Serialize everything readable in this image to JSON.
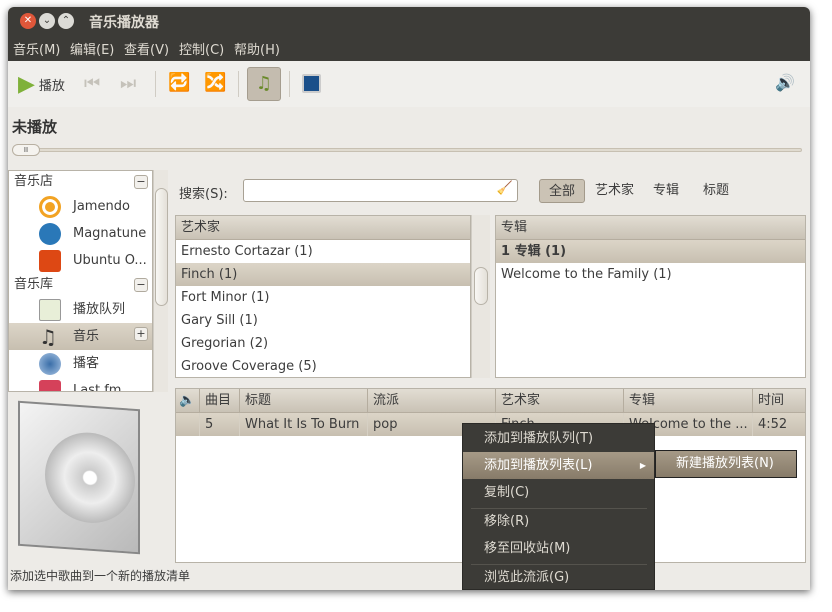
{
  "window": {
    "title": "音乐播放器"
  },
  "menubar": [
    "音乐(M)",
    "编辑(E)",
    "查看(V)",
    "控制(C)",
    "帮助(H)"
  ],
  "toolbar": {
    "play_label": "播放"
  },
  "now_playing": "未播放",
  "sidebar": {
    "sections": [
      {
        "label": "音乐店",
        "toggle": "−",
        "items": [
          {
            "label": "Jamendo"
          },
          {
            "label": "Magnatune"
          },
          {
            "label": "Ubuntu O..."
          }
        ]
      },
      {
        "label": "音乐库",
        "toggle": "−",
        "items": [
          {
            "label": "播放队列"
          },
          {
            "label": "音乐",
            "toggle": "+"
          },
          {
            "label": "播客"
          },
          {
            "label": "Last.fm"
          }
        ]
      }
    ]
  },
  "search": {
    "label": "搜索(S):",
    "value": "",
    "filters": [
      "全部",
      "艺术家",
      "专辑",
      "标题"
    ],
    "active_filter": "全部"
  },
  "artists": {
    "header": "艺术家",
    "rows": [
      "Ernesto Cortazar (1)",
      "Finch (1)",
      "Fort Minor (1)",
      "Gary Sill (1)",
      "Gregorian (2)",
      "Groove Coverage (5)"
    ],
    "selected": 1
  },
  "albums": {
    "header": "专辑",
    "rows": [
      "1 专辑 (1)",
      "Welcome to the Family (1)"
    ],
    "selected": 0
  },
  "tracks": {
    "columns": [
      "曲目",
      "标题",
      "流派",
      "艺术家",
      "专辑",
      "时间"
    ],
    "rows": [
      {
        "track": "5",
        "title": "What It Is To Burn",
        "genre": "pop",
        "artist": "Finch",
        "album": "Welcome to the ...",
        "time": "4:52"
      }
    ]
  },
  "context_menu": {
    "items": [
      "添加到播放队列(T)",
      "添加到播放列表(L)",
      "复制(C)",
      "移除(R)",
      "移至回收站(M)",
      "浏览此流派(G)"
    ],
    "highlighted": 1,
    "submenu": [
      "新建播放列表(N)"
    ]
  },
  "status": "添加选中歌曲到一个新的播放清单"
}
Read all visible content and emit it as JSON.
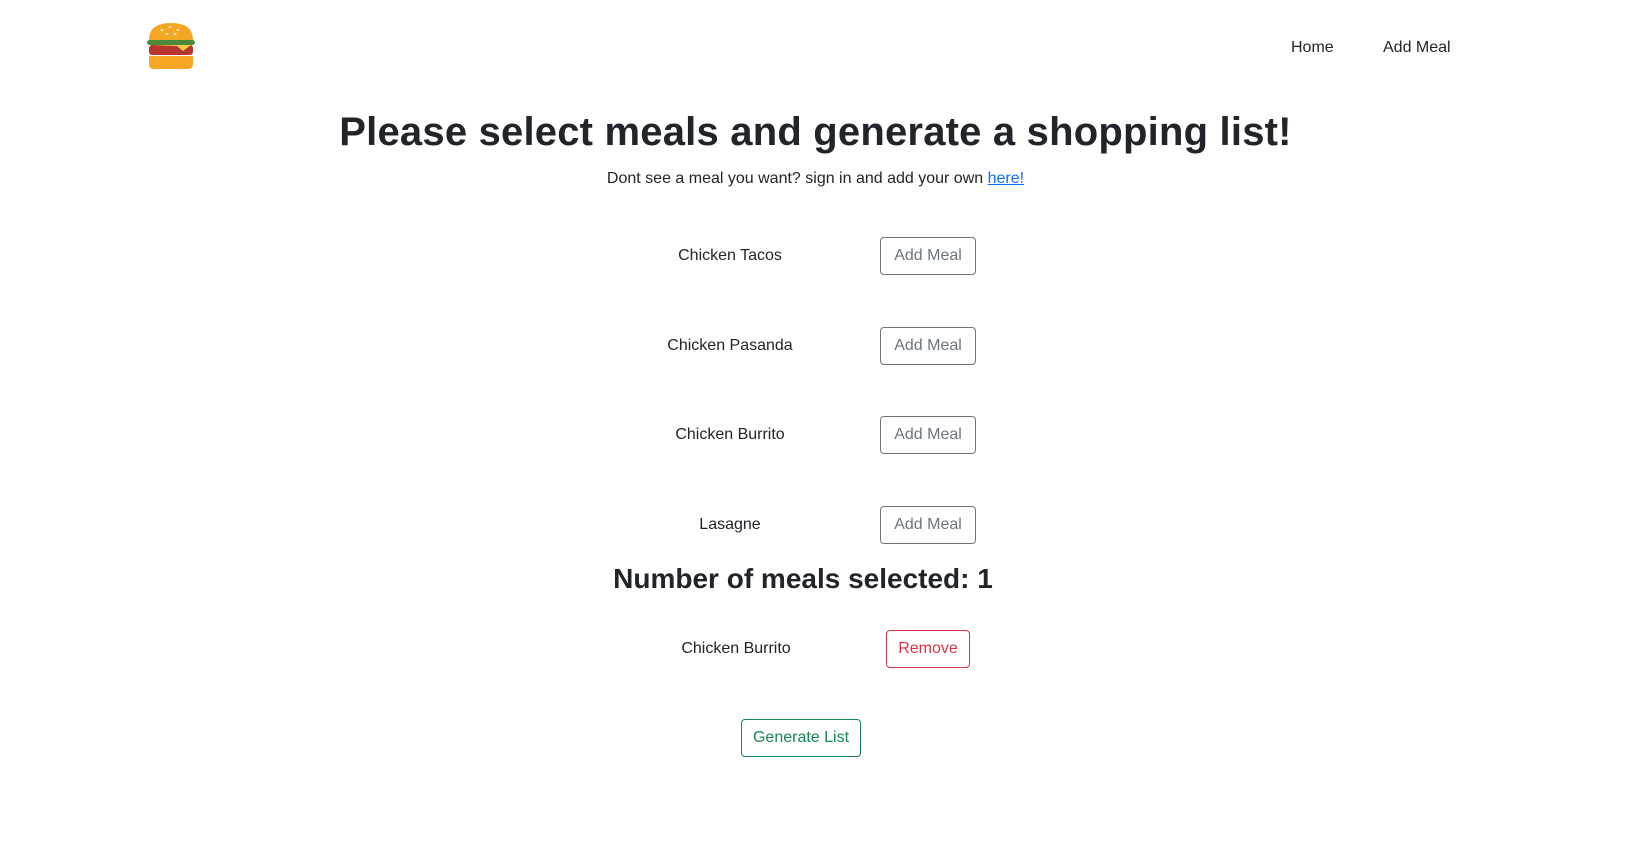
{
  "nav": {
    "logo_icon": "burger-icon",
    "links": [
      {
        "label": "Home"
      },
      {
        "label": "Add Meal"
      }
    ]
  },
  "main": {
    "title": "Please select meals and generate a shopping list!",
    "subtitle_text": "Dont see a meal you want? sign in and add your own ",
    "subtitle_link": "here!",
    "meals": [
      {
        "name": "Chicken Tacos",
        "button_label": "Add Meal"
      },
      {
        "name": "Chicken Pasanda",
        "button_label": "Add Meal"
      },
      {
        "name": "Chicken Burrito",
        "button_label": "Add Meal"
      },
      {
        "name": "Lasagne",
        "button_label": "Add Meal"
      }
    ],
    "selected_count_title": "Number of meals selected: 1",
    "selected": [
      {
        "name": "Chicken Burrito",
        "button_label": "Remove"
      }
    ],
    "generate_label": "Generate List"
  },
  "colors": {
    "add_button": "#6c757d",
    "remove_button": "#dc3545",
    "generate_button": "#198754",
    "link": "#0d6efd"
  }
}
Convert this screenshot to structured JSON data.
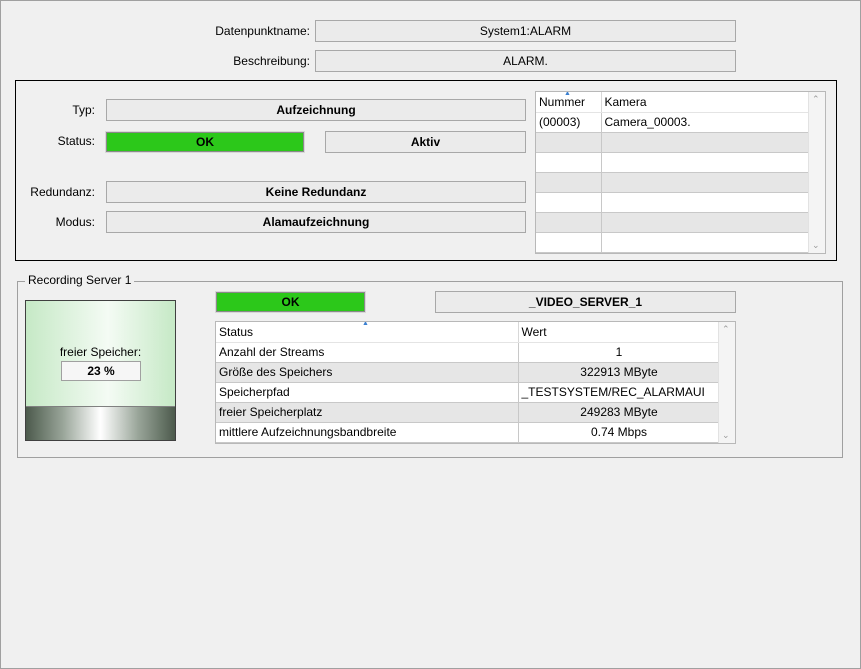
{
  "header": {
    "dp_name_label": "Datenpunktname:",
    "dp_name_value": "System1:ALARM",
    "description_label": "Beschreibung:",
    "description_value": "ALARM."
  },
  "camera_panel": {
    "type_label": "Typ:",
    "type_value": "Aufzeichnung",
    "status_label": "Status:",
    "status_value": "OK",
    "status_color": "#2cc81a",
    "active_value": "Aktiv",
    "redundancy_label": "Redundanz:",
    "redundancy_value": "Keine Redundanz",
    "mode_label": "Modus:",
    "mode_value": "Alamaufzeichnung",
    "table": {
      "columns": [
        "Nummer",
        "Kamera"
      ],
      "rows": [
        [
          "(00003)",
          "Camera_00003."
        ]
      ]
    }
  },
  "recording_server": {
    "group_title": "Recording Server 1",
    "status_value": "OK",
    "server_name": "_VIDEO_SERVER_1",
    "storage_label": "freier Speicher:",
    "storage_percent_text": "23 %",
    "storage_free_fraction": 0.23,
    "table": {
      "columns": [
        "Status",
        "Wert"
      ],
      "rows": [
        [
          "Anzahl der Streams",
          "1"
        ],
        [
          "Größe des Speichers",
          "322913 MByte"
        ],
        [
          "Speicherpfad",
          "_TESTSYSTEM/REC_ALARMAUI"
        ],
        [
          "freier Speicherplatz",
          "249283 MByte"
        ],
        [
          "mittlere Aufzeichnungsbandbreite",
          "0.74 Mbps"
        ]
      ]
    }
  },
  "icons": {
    "sort": "sort-ascending-icon",
    "scroll_up": "scroll-up-icon",
    "scroll_down": "scroll-down-icon"
  }
}
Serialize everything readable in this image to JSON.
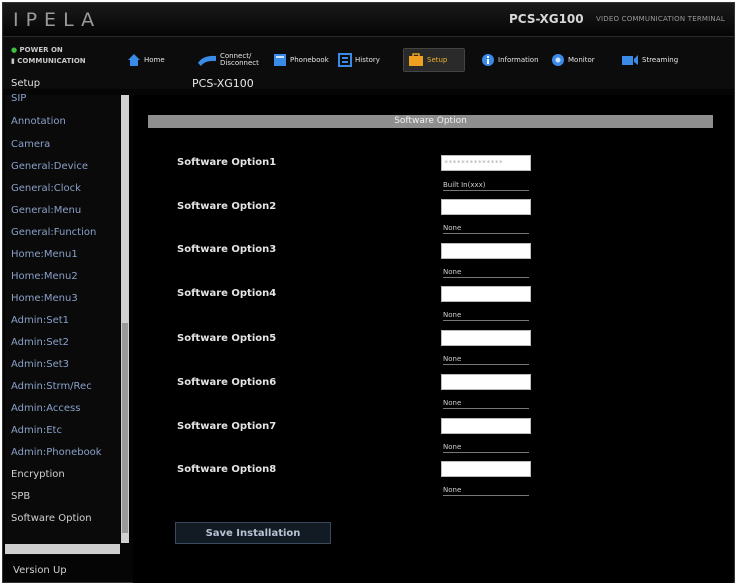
{
  "header": {
    "logo": "IPELA",
    "model": "PCS-XG100",
    "model_sub": "VIDEO COMMUNICATION TERMINAL"
  },
  "status": {
    "power": "POWER ON",
    "comm": "COMMUNICATION"
  },
  "nav": {
    "setup_label": "Setup",
    "model": "PCS-XG100",
    "tabs": [
      {
        "label": "Home",
        "icon": "home-icon"
      },
      {
        "label": "Connect/ Disconnect",
        "icon": "connect-icon"
      },
      {
        "label": "Phonebook",
        "icon": "phonebook-icon"
      },
      {
        "label": "History",
        "icon": "history-icon"
      },
      {
        "label": "Setup",
        "icon": "setup-icon",
        "active": true
      },
      {
        "label": "Information",
        "icon": "information-icon"
      },
      {
        "label": "Monitor",
        "icon": "monitor-icon"
      },
      {
        "label": "Streaming",
        "icon": "streaming-icon"
      }
    ]
  },
  "sidebar": {
    "items": [
      "SIP",
      "Annotation",
      "Camera",
      "General:Device",
      "General:Clock",
      "General:Menu",
      "General:Function",
      "Home:Menu1",
      "Home:Menu2",
      "Home:Menu3",
      "Admin:Set1",
      "Admin:Set2",
      "Admin:Set3",
      "Admin:Strm/Rec",
      "Admin:Access",
      "Admin:Etc",
      "Admin:Phonebook",
      "Encryption",
      "SPB",
      "Software Option"
    ],
    "version_label": "Version Up"
  },
  "content": {
    "section_title": "Software Option",
    "options": [
      {
        "label": "Software Option1",
        "value": "**************",
        "status": "Built In(xxx)"
      },
      {
        "label": "Software Option2",
        "value": "",
        "status": "None"
      },
      {
        "label": "Software Option3",
        "value": "",
        "status": "None"
      },
      {
        "label": "Software Option4",
        "value": "",
        "status": "None"
      },
      {
        "label": "Software Option5",
        "value": "",
        "status": "None"
      },
      {
        "label": "Software Option6",
        "value": "",
        "status": "None"
      },
      {
        "label": "Software Option7",
        "value": "",
        "status": "None"
      },
      {
        "label": "Software Option8",
        "value": "",
        "status": "None"
      }
    ],
    "save_label": "Save Installation"
  },
  "colors": {
    "accent": "#f0b030",
    "sidebar_text": "#8aa0c8",
    "section_bar": "#8e8e8e"
  }
}
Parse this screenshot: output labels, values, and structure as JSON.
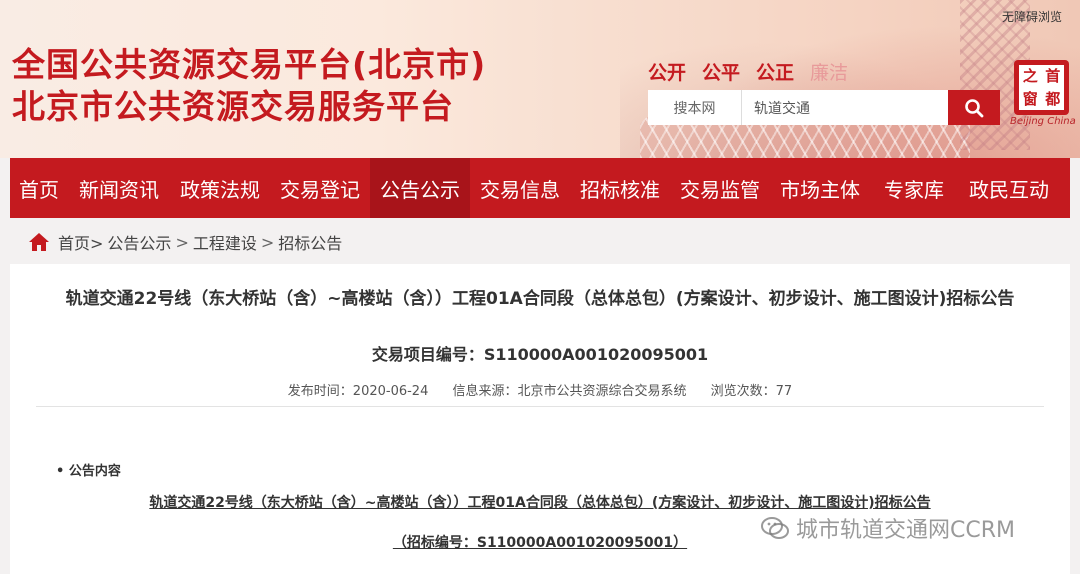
{
  "header": {
    "title_line1": "全国公共资源交易平台(北京市)",
    "title_line2": "北京市公共资源交易服务平台",
    "accessibility_link": "无障碍浏览",
    "mottos": [
      "公开",
      "公平",
      "公正",
      "廉洁"
    ],
    "search": {
      "scope_label": "搜本网",
      "query_value": "轨道交通",
      "button_icon": "search-icon"
    },
    "logo": {
      "seal_chars": [
        "首",
        "都",
        "之",
        "窗"
      ],
      "caption": "Beijing China"
    }
  },
  "nav": {
    "items": [
      {
        "label": "首页",
        "active": false
      },
      {
        "label": "新闻资讯",
        "active": false
      },
      {
        "label": "政策法规",
        "active": false
      },
      {
        "label": "交易登记",
        "active": false
      },
      {
        "label": "公告公示",
        "active": true
      },
      {
        "label": "交易信息",
        "active": false
      },
      {
        "label": "招标核准",
        "active": false
      },
      {
        "label": "交易监管",
        "active": false
      },
      {
        "label": "市场主体",
        "active": false
      },
      {
        "label": "专家库",
        "active": false
      },
      {
        "label": "政民互动",
        "active": false
      }
    ]
  },
  "breadcrumb": {
    "icon": "home-icon",
    "items": [
      "首页>",
      "公告公示",
      "工程建设",
      "招标公告"
    ],
    "separator": ">"
  },
  "article": {
    "title": "轨道交通22号线（东大桥站（含）~高楼站（含））工程01A合同段（总体总包）(方案设计、初步设计、施工图设计)招标公告",
    "project_code": "交易项目编号：S110000A001020095001",
    "meta": {
      "publish_time": "发布时间：2020-06-24",
      "source": "信息来源：北京市公共资源综合交易系统",
      "views": "浏览次数：77"
    },
    "section_heading": "• 公告内容",
    "body_title": "轨道交通22号线（东大桥站（含）~高楼站（含））工程01A合同段（总体总包）(方案设计、初步设计、施工图设计)招标公告",
    "body_code": "（招标编号：S110000A001020095001）"
  },
  "watermark": {
    "icon": "wechat-icon",
    "text": "城市轨道交通网CCRM"
  },
  "colors": {
    "brand_red": "#c41a1f",
    "nav_active": "#a8141a"
  }
}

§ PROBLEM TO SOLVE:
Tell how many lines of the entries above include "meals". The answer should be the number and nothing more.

§ RESPONSE AREA:
3